Exercise objective :: If a line below includes the string "date", copy it.

Extracted material ::
════════════════
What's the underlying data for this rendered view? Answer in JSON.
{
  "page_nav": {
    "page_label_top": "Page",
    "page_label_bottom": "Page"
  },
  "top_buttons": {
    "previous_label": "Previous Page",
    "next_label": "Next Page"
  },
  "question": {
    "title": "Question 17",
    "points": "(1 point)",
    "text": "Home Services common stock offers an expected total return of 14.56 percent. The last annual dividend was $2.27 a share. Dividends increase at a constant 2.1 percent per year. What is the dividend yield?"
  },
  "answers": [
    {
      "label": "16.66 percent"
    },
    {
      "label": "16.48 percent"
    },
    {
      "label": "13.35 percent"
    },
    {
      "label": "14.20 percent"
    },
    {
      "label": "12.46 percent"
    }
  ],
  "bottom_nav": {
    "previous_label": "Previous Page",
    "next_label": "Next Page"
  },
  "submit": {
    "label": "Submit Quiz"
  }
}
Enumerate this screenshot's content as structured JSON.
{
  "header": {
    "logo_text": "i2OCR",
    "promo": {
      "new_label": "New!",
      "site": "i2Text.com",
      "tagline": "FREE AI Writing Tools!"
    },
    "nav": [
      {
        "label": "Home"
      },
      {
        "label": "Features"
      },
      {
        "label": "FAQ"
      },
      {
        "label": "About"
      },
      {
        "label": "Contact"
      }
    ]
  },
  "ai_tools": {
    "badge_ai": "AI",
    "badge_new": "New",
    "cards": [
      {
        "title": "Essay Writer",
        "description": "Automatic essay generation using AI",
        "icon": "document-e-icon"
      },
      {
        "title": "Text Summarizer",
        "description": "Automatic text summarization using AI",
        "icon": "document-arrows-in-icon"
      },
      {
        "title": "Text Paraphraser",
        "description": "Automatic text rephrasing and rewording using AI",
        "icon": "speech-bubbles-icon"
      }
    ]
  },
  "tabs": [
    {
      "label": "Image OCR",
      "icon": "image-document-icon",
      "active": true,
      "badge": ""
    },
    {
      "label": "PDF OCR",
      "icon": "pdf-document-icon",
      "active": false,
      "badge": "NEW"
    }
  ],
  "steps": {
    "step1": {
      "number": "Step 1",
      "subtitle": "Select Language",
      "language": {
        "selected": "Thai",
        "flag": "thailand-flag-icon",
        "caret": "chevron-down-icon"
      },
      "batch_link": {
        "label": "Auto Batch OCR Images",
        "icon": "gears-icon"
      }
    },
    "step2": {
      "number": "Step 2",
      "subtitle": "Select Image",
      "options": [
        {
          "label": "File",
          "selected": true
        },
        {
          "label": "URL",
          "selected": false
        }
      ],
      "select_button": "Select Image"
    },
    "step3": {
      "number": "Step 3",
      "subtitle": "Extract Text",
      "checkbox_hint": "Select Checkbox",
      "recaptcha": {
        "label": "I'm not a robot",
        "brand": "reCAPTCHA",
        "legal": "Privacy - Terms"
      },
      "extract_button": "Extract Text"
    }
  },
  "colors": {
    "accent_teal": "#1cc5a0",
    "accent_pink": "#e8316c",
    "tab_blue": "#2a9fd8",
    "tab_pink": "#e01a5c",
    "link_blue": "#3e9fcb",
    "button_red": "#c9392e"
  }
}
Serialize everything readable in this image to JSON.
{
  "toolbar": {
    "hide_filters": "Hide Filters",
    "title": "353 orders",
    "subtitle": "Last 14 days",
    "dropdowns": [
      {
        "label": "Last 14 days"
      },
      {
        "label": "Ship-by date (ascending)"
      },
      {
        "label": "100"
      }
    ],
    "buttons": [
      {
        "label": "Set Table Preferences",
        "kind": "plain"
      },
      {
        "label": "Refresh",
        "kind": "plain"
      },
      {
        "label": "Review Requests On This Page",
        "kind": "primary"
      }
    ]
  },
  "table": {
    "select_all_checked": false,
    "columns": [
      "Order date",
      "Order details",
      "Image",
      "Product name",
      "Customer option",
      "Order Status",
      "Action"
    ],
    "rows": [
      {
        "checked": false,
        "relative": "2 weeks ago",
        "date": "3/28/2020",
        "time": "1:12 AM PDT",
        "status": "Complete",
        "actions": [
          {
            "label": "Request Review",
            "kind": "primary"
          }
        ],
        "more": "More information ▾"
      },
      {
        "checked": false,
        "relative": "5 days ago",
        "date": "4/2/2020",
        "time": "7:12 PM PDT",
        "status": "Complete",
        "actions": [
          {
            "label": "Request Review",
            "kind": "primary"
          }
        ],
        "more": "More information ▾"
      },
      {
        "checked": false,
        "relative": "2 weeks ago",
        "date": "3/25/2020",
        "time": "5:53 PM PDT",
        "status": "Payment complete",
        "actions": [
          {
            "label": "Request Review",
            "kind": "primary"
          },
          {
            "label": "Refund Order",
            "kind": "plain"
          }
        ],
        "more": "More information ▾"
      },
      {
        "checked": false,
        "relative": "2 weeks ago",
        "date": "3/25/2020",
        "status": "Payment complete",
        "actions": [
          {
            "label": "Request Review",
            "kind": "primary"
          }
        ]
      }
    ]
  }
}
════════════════
Result ::
        "label": "Ship-by date (ascending)"
      "Order date",
        "date": "3/28/2020",
        "date": "4/2/2020",
        "date": "3/25/2020",
        "date": "3/25/2020",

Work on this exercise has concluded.